Doyle and Keane still offer hope that an Irish forward can follow in the footsteps of Stapleton, Aldridge, Cascarino (all played for former European Cup winners) and make a splash on the big stage. Keane still has time on his side (30 next summer) but also has a lot of mileage on the clock already.

Doyle's just 26 years old, has performed superbly in a Wolves side this season where service to the front men has been erratic, and Liverpool fans gazed in admiration at Doyle's selfless display as the lone striker in the 0-0 draw at Anfield last week and wondered why the Reds' own expensive signings never showed the same level of effort or commitment as the Wexford man.

So it's not all bleak. Anthony Stokes, after some tough times in England, is really finding his feet again in Scotland with a Hibs side who were snapping away at the heels of Celtic before Keane's arrival, while also in Scotland, Cillian Sheridan still looks rough around the edges but has a chance. As Keane may soon find out, however, doing the business in Scotland may count for little in the grand scheme of things.

Stokes is proving that you can get a second chance, heartening news for former Ireland men Stephen Elliott and Daryl Murphy.

Murphy has got a move this week, leaving behind his bit-part role at Sunderland for Ipswich under Keane.
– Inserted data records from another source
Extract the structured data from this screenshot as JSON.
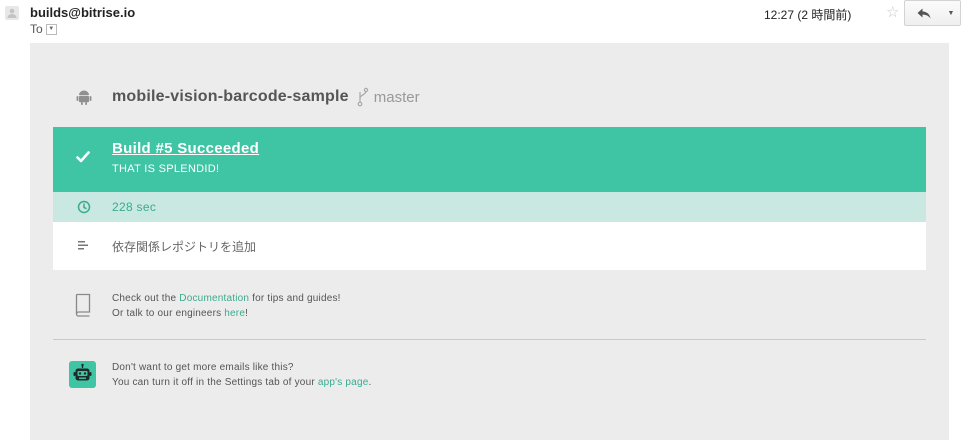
{
  "header": {
    "sender": "builds@bitrise.io",
    "to_label": "To",
    "timestamp": "12:27 (2 時間前)"
  },
  "email": {
    "repo_name": "mobile-vision-barcode-sample",
    "branch": "master",
    "build_title": "Build #5 Succeeded",
    "build_subtitle": "THAT IS SPLENDID!",
    "duration": "228 sec",
    "commit_message": "依存関係レポジトリを追加",
    "docs": {
      "prefix": "Check out the ",
      "link": "Documentation",
      "suffix": " for tips and guides!",
      "line2_prefix": "Or talk to our engineers ",
      "line2_link": "here",
      "line2_suffix": "!"
    },
    "unsubscribe": {
      "line1": "Don't want to get more emails like this?",
      "line2_prefix": "You can turn it off in the Settings tab of your ",
      "line2_link": "app's page",
      "line2_suffix": "."
    }
  },
  "colors": {
    "success": "#3fc4a4",
    "duration_bg": "#c8e8e1",
    "link": "#3aab8e",
    "body_bg": "#ececec"
  }
}
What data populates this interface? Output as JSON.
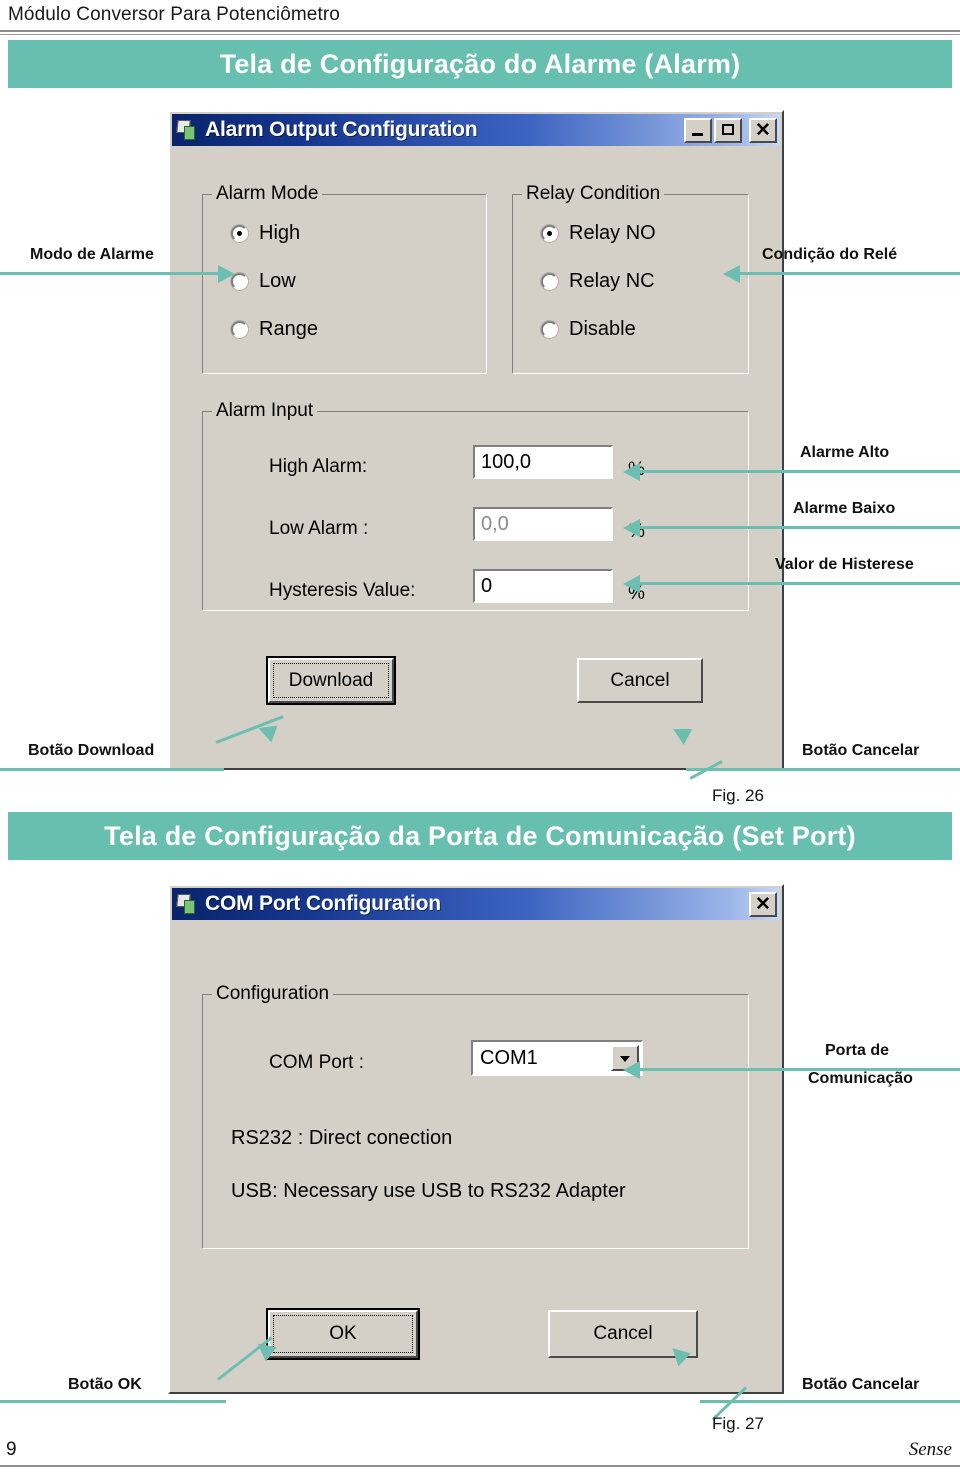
{
  "document": {
    "header_title": "Módulo Conversor Para Potenciômetro",
    "page_number": "9",
    "brand": "Sense"
  },
  "sections": [
    {
      "banner": "Tela de Configuração do Alarme (Alarm)",
      "figure_caption": "Fig. 26"
    },
    {
      "banner": "Tela de Configuração da Porta de Comunicação (Set Port)",
      "figure_caption": "Fig. 27"
    }
  ],
  "alarm_dialog": {
    "title": "Alarm Output Configuration",
    "window_buttons": {
      "minimize": "minimize-icon",
      "maximize": "maximize-icon",
      "close": "close-icon"
    },
    "alarm_mode": {
      "legend": "Alarm Mode",
      "options": [
        {
          "label": "High",
          "selected": true
        },
        {
          "label": "Low",
          "selected": false
        },
        {
          "label": "Range",
          "selected": false
        }
      ]
    },
    "relay_condition": {
      "legend": "Relay Condition",
      "options": [
        {
          "label": "Relay NO",
          "selected": true
        },
        {
          "label": "Relay NC",
          "selected": false
        },
        {
          "label": "Disable",
          "selected": false
        }
      ]
    },
    "alarm_input": {
      "legend": "Alarm Input",
      "fields": [
        {
          "label": "High Alarm:",
          "value": "100,0",
          "unit": "%",
          "disabled": false
        },
        {
          "label": "Low Alarm :",
          "value": "0,0",
          "unit": "%",
          "disabled": true
        },
        {
          "label": "Hysteresis Value:",
          "value": "0",
          "unit": "%",
          "disabled": false
        }
      ]
    },
    "buttons": {
      "download": "Download",
      "cancel": "Cancel"
    },
    "annotations": {
      "alarm_mode": "Modo de Alarme",
      "relay_condition": "Condição do Relé",
      "high_alarm": "Alarme Alto",
      "low_alarm": "Alarme Baixo",
      "hysteresis": "Valor de Histerese",
      "download_button": "Botão Download",
      "cancel_button": "Botão Cancelar"
    }
  },
  "port_dialog": {
    "title": "COM Port Configuration",
    "window_buttons": {
      "close": "close-icon"
    },
    "configuration": {
      "legend": "Configuration",
      "com_port_label": "COM Port :",
      "com_port_value": "COM1",
      "notes": [
        "RS232 : Direct conection",
        "USB: Necessary use USB to RS232 Adapter"
      ]
    },
    "buttons": {
      "ok": "OK",
      "cancel": "Cancel"
    },
    "annotations": {
      "com_port_line1": "Porta de",
      "com_port_line2": "Comunicação",
      "ok_button": "Botão OK",
      "cancel_button": "Botão Cancelar"
    }
  },
  "colors": {
    "banner_teal": "#67bfaf",
    "annotation_teal": "#6cbfb0",
    "dialog_face": "#d4d0c8",
    "titlebar_blue": "#16378f"
  }
}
The Waterford man was a loyal servant to Sunderland and Keane truly appreciated Murphy's work-ethic as well as talent, and Murphy could bloom once again at Ipswich.

Elliott, who was Ireland's saviour against Cyprus back in the day, is also due to move, away from Preston who no longer see him with a future there, Barnsley still keen to get former Manchester City man, who is still only 26.

Shane Long has ended a long goal famine and could win back his place in the Irish squad at least, while Andy Keogh is due back from injury sometime soon.

Barnsley, Reading, Wolves and Ipswich. They don't roll off the tongue like Ajax, Inter Milan, Chelsea and Bayern Munich, but it will have to make do. For now.